I’m kind of all over the place with this review, as the film was all over the place. My brain is scrambled from this film. Also, my popcorn was shitty.

Anyway, I am already pretty damn bored talking about this boring turd. So I’m going to go get drunk now and hope that the bourbon erases this experience from my memory.

Film Review: Colossal (2016)

Release Date: September 9th, 2016 (TIFF)
Directed by: Nacho Vigalondo
Written by: Nacho Vigalondo
Music by: Bear McCreary
Cast: Anne Hathaway, Jason Sudeikis, Dan Stevens, Austin Stowell, Tim Blake Nelson

Voltage Pictures, Brightlight Pictures, Sayaka Producciones, Neon, 110 Minutes

Review:

I have been waiting for this film to come out for quite some time after hearing the buzz after the Toronto International Film Festival and seeing the first trailer. It’s no secret I am a big kaiju fan, as well as a fan of movies that crossover genres that aren’t usually put together.

Colossal is incredibly unique and that could go one of two ways. It could really work and be fantastic or it could crash and burn and be a mess of a movie. Thankfully, Colossal, in my opinion, is an instant classic.

Now it isn’t a perfect or a flawless movie but when has something featuring a kaiju been a flawless picture? Well maybe the original 1954 Gojira (the Japanese language version, not the Raymond Burr Godzilla: King of Monsters version).

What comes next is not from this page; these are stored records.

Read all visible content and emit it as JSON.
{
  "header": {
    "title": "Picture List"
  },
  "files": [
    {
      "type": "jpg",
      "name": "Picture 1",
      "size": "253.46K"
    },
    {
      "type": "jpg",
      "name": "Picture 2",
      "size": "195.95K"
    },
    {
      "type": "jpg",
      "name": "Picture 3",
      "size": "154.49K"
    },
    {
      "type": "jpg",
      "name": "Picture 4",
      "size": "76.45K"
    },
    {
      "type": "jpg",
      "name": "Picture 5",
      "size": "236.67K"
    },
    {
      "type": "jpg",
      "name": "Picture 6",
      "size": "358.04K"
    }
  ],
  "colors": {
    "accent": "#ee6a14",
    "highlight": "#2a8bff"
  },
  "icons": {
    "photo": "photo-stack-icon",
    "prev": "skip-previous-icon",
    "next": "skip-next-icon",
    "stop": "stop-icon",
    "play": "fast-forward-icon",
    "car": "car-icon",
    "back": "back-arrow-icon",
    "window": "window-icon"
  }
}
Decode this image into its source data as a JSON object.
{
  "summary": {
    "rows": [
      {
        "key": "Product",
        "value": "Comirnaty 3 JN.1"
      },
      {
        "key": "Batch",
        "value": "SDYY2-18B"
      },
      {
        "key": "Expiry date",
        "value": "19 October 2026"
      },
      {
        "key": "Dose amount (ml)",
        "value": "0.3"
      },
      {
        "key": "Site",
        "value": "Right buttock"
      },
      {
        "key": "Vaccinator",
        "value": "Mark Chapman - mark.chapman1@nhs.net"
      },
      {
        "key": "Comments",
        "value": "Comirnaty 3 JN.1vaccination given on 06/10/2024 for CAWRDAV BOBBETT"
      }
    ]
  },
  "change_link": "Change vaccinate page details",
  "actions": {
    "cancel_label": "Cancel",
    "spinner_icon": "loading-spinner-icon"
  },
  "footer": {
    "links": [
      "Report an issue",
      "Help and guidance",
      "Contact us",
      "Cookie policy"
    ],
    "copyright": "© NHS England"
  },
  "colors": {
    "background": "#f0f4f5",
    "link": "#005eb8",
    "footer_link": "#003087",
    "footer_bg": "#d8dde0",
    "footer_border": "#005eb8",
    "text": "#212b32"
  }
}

Colossal is so much more than a kaiju flick however, as the bulk of its story is about Gloria (Anne Hathaway) coming to grips with her mess of a life and the awful men she seems to attract. And to be honest, almost every man in this film is awful in some way. One is overly judgmental, one is pure evil and one is a total pussy – all awful qualities. The cokehead, of all people, is the only seemingly decent man in the story.

When Gloria returns home, after a big breakup, she soon discovers that she has some sort of psychic connection to a massive kaiju that is destroying Seoul, South Korea. Her friend and confidant Oscar (Jason Sudeikis) finds out that he is then linked to a massive robot that also appears in Seoul. As their friendship falls apart, due to Oscar having serious mental health issues (he’s the pure evil one), Gloria is emotionally held hostage by Oscar, who threatens to destroy Seoul every morning – killing thousands at a time. It is hard to watch, as Oscar starts out as sweet and nice and evolves into being completely psychotic by the end. However, the finale of the film is absolute perfection.

Anne Hathaway gets a really bad rap. I’m not really sure why, but this film and her performance in it are top notch. Sudeikis is absolutely stellar and this is my first experience seeing him playing a really dramatic character. Dude has chops. The supporting cast is good too but the weight of the picture rests solely on the shoulders of Hathaway and Sudeikis. They carry this kaiju drama well.

The film has good effects, good cinematography and a nice score. The tone throughout the picture is great.

Honestly, I didn’t know what to expect going into this as I tried to avoid spoilers. I wanted to be surprised and taken on an interesting ride and I was.

Colossal, so far, is my favorite picture of 2017, even though it debuted on the festival circuit late last year.